When the transistor replaced the bulky and unreliable vacuum tube in amplification units, transistors did the job better and were much smaller, making it possible to drastically reduce the size of radios and record players.
Transistors also had significantly lower power usage which meant that batteries became an option as a power source. The first transistors were used in calculators but were very quickly applied to radios.
The transistor radio was announced on 18 October 1954, but they were not commonly available until 1955.
The transistor radio might not have had the sound quality of larger table-top models but it was portable and much cheaper. It was especially appealing to the young, and a 'tranny' became a necessary part of teenage culture in the late 1950s and 1960s.
Transistors were also used in car radios and small tape recorders, enabling people to take their entertainment with them wherever they went.

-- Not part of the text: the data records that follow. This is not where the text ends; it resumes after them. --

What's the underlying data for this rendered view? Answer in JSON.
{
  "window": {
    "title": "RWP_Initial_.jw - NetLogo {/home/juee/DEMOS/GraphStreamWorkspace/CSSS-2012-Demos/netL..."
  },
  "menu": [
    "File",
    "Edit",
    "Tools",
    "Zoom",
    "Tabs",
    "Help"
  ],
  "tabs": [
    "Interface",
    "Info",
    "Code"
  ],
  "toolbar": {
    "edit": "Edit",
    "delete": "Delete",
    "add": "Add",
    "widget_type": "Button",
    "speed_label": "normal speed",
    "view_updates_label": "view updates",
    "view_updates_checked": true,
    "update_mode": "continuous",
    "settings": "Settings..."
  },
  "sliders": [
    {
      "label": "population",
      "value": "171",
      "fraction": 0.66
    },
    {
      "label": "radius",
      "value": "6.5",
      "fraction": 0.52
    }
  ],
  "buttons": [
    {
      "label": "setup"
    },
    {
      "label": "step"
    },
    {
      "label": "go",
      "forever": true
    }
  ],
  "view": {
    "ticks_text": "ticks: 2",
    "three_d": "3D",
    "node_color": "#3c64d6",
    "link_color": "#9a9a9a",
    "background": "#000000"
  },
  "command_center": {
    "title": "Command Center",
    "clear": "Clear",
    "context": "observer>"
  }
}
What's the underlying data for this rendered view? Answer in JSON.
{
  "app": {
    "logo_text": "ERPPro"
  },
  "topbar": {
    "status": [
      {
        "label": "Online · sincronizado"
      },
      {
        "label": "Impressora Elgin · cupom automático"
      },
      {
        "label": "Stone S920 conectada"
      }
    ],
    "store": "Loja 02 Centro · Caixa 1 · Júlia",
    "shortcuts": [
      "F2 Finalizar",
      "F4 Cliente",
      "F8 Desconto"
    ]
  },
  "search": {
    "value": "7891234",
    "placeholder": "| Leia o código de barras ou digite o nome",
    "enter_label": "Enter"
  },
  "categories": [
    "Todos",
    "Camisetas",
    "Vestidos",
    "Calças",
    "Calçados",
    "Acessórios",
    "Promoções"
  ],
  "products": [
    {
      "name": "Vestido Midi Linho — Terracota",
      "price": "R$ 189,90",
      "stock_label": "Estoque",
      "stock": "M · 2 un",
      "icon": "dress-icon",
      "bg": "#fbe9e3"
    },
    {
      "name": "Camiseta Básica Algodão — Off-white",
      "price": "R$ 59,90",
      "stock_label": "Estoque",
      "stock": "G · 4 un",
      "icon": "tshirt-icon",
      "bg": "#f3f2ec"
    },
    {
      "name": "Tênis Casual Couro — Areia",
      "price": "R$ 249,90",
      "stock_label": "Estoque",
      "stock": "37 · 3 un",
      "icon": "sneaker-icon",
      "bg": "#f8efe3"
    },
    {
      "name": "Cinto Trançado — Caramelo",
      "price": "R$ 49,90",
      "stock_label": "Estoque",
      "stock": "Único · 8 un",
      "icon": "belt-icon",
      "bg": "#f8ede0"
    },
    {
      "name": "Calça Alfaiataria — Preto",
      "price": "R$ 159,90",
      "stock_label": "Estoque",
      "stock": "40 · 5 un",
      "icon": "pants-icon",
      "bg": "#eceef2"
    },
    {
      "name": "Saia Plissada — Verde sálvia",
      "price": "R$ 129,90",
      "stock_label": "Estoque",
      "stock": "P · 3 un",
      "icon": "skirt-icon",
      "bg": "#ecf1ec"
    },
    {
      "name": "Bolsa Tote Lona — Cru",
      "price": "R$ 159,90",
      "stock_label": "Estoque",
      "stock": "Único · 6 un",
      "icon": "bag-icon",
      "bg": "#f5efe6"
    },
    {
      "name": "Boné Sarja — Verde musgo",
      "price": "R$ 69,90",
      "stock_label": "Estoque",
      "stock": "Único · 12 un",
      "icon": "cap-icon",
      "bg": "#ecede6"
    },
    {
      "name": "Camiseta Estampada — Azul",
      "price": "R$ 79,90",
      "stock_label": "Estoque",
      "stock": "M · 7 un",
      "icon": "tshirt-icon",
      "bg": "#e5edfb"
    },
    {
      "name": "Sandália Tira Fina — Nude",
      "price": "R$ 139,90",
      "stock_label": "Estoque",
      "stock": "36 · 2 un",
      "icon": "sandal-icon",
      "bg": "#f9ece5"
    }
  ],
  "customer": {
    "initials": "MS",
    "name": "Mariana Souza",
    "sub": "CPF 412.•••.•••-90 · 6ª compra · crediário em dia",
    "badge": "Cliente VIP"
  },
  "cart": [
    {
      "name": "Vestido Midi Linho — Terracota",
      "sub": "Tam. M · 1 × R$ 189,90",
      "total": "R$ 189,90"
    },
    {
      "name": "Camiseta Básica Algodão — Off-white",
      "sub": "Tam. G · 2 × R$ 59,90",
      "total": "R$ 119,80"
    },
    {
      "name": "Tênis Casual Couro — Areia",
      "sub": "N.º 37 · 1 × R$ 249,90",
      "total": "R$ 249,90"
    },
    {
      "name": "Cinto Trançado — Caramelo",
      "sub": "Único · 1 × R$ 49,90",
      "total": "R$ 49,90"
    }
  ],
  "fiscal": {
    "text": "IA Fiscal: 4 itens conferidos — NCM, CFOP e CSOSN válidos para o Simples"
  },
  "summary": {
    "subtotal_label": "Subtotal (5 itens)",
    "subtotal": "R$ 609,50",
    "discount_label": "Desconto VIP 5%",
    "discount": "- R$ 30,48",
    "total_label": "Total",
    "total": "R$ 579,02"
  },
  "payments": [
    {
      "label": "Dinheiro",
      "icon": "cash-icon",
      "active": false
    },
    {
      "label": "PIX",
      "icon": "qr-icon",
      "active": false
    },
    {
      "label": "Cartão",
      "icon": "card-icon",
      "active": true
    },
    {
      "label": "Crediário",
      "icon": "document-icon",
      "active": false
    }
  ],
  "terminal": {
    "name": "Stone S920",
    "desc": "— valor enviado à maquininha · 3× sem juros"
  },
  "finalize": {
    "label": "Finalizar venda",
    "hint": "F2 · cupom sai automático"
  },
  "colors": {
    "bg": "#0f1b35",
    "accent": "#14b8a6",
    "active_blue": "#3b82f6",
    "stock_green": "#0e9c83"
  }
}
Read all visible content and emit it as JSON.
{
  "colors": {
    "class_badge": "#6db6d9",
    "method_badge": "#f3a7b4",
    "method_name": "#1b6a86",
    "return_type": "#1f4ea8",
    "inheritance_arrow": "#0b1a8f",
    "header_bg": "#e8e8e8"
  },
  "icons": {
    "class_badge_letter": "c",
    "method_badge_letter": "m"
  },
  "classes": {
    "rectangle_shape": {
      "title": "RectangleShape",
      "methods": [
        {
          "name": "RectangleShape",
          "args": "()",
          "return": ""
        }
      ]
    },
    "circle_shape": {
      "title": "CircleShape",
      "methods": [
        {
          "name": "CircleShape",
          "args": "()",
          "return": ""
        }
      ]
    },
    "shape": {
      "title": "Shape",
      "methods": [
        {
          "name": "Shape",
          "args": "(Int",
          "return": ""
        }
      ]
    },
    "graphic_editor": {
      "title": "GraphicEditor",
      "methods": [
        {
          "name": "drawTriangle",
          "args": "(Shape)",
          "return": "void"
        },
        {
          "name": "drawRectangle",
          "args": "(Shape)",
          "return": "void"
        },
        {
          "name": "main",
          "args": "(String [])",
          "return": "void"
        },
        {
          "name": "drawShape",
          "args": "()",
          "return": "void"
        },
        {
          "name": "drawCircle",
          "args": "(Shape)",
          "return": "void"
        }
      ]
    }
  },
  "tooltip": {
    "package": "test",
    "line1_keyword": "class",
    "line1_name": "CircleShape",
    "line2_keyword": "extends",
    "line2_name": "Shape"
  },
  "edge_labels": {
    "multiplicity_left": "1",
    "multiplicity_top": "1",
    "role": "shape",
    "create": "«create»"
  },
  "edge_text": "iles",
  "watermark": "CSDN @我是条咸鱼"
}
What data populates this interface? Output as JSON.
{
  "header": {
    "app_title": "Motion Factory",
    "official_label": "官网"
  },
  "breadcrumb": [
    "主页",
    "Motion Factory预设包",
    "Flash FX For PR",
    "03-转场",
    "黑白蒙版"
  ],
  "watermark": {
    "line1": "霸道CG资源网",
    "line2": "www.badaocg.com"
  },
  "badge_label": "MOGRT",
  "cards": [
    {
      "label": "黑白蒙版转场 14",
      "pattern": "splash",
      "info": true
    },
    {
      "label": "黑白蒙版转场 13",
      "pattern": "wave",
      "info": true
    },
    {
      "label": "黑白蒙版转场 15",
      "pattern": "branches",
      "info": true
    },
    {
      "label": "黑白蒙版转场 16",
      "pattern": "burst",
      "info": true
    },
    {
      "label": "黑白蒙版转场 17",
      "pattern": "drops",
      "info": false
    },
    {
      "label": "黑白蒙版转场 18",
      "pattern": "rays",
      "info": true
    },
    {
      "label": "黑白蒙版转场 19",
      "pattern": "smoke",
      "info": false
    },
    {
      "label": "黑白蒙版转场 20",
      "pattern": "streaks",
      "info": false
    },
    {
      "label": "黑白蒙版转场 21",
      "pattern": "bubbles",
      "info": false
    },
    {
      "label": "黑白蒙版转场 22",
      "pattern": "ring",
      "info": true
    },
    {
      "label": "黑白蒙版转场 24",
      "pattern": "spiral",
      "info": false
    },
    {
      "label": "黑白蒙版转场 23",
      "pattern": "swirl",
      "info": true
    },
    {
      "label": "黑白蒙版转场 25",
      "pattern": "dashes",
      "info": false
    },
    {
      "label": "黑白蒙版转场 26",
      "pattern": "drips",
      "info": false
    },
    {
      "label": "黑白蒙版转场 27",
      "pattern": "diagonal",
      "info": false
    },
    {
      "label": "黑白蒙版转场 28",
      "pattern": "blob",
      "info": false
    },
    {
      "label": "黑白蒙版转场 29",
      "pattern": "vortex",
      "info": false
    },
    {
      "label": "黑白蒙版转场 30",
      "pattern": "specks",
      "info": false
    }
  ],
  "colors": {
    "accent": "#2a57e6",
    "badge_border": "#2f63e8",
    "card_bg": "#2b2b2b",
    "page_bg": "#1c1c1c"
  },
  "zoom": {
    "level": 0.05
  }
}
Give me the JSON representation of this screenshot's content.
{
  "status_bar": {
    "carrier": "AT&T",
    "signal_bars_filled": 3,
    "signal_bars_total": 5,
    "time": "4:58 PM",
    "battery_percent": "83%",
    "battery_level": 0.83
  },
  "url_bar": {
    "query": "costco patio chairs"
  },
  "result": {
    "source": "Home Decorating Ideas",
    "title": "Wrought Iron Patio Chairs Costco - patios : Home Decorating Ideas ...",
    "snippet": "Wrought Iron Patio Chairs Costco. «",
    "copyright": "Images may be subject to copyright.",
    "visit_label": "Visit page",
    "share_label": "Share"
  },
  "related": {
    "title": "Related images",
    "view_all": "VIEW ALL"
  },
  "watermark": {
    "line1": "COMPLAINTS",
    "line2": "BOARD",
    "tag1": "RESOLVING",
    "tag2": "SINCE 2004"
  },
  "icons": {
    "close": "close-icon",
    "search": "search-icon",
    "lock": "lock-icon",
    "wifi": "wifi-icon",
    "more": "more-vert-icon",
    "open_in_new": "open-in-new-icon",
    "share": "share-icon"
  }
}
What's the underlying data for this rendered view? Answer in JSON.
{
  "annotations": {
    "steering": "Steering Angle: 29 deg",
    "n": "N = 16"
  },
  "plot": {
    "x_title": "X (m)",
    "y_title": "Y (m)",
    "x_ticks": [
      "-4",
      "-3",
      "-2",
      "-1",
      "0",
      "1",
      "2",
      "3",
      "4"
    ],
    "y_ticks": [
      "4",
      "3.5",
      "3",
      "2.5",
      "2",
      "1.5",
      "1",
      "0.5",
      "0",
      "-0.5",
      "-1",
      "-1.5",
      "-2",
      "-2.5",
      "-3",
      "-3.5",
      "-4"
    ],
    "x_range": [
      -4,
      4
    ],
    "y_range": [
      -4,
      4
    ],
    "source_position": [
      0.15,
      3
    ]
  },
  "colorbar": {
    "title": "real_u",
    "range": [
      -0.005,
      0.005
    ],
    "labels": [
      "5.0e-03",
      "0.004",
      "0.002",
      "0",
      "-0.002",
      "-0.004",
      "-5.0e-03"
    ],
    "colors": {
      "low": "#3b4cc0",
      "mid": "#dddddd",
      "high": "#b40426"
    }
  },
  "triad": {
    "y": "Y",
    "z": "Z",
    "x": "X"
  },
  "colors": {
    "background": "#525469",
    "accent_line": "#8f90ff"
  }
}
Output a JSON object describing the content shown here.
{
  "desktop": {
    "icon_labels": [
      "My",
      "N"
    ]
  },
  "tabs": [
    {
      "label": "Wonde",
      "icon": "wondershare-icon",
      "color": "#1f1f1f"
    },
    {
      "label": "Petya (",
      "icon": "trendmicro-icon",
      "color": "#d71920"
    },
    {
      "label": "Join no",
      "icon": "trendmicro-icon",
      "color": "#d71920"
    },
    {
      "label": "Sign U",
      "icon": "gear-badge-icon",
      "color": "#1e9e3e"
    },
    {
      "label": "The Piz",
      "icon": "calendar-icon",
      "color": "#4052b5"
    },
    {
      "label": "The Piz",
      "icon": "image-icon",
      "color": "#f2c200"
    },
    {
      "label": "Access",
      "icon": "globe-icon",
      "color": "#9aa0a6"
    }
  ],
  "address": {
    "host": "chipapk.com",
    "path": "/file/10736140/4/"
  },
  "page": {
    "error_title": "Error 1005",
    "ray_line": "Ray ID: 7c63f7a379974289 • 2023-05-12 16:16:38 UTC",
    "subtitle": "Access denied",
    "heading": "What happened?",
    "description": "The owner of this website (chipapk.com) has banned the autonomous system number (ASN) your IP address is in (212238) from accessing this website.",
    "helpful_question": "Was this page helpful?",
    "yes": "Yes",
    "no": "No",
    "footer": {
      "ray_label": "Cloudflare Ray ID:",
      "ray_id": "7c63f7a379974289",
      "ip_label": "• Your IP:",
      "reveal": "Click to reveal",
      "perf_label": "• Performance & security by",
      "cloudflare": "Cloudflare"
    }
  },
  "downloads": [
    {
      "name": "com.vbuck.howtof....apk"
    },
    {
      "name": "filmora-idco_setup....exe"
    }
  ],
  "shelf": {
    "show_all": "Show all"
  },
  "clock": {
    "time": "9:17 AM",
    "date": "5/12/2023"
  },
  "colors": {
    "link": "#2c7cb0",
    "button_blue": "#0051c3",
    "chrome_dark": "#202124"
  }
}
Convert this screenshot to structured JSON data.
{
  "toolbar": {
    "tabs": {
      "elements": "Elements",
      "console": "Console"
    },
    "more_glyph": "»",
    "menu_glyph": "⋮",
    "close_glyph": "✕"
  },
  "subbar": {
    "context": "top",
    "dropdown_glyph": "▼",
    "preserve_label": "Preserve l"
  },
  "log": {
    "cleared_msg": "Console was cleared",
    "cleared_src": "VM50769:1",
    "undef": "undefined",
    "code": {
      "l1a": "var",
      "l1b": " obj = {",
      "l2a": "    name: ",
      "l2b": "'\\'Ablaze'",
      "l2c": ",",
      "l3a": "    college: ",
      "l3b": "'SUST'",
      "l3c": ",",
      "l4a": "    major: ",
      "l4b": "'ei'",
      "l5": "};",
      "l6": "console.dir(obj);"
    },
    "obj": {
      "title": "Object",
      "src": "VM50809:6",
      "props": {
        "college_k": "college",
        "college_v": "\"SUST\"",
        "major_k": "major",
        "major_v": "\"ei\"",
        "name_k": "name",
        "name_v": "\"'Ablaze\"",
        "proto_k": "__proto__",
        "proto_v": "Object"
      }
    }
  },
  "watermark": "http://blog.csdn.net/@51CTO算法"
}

Now that it was no longer necessary to sit still at home to enjoy music, many young people heard popular songs first on transistor radios - and on AM radio as they cruised around in their cars.
Transistor radio became the major outlet for rock & roll and R&B, and by the 1960s successful record companies like Motown, and hit-makers like Phil Spector, were actually mixing their records to suit the low fidelity of these machines and thereby maximise their appeal to the kids.